Data extracts —
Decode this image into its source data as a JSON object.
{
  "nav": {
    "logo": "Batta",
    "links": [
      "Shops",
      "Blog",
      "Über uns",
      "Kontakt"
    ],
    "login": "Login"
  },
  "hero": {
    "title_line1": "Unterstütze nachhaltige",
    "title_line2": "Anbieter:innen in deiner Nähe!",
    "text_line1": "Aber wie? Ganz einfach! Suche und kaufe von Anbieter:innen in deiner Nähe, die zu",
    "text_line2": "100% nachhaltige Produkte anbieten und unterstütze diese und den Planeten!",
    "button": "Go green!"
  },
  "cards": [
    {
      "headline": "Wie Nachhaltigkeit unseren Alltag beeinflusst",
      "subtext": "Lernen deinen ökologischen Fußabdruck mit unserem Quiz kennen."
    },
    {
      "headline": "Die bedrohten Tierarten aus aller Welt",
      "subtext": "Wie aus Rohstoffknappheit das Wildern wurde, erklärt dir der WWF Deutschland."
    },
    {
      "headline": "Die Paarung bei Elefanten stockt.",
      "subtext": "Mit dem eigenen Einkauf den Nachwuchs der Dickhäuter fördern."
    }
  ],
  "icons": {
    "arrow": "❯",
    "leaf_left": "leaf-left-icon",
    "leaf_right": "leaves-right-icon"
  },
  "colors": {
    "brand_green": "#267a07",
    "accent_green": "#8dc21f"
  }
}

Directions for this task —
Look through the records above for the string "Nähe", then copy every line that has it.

The answer —
    "title_line2": "Anbieter:innen in deiner Nähe!",
    "text_line1": "Aber wie? Ganz einfach! Suche und kaufe von Anbieter:innen in deiner Nähe, die zu",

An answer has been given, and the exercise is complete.